by Mykkah Herner
Originally published: May 8, 2017
Gender pay data can be examined in a number of different ways, but no matter how you slice it, the pay gap still exists.
The most recent research by compensation data and software company PayScale, where I work, shows that the pay gap between men and women has shrunk. This “uncontrolled pay gap,” or the median salary for all men compared to the median salary all women — regardless of job, experience or worker seniority — shows that women made 76 cents for every dollar earned by men in 2016. So, women earned slightly more last year when compared to 74 cents for every dollar earned by men in 2015.
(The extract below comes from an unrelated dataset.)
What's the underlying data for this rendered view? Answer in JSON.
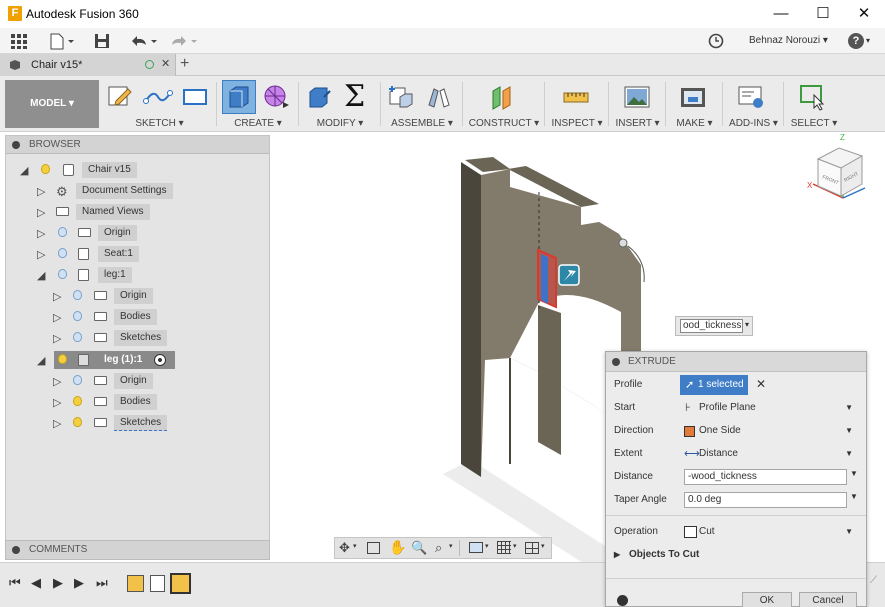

That’s somewhat encouraging news, but a difference in pay of 24% between genders is still staggering. However, it doesn’t give us a complete picture. Things look better when we make an apples-to-apples comparison, controlling for compensable factors such as years of experience, specific skills and job title. When we look at this “controlled pay gap,” which compares men and women’s pay for the same job with the same qualifications, women today make about 98 cents for every dollar earned by men (up from 97 cents last year).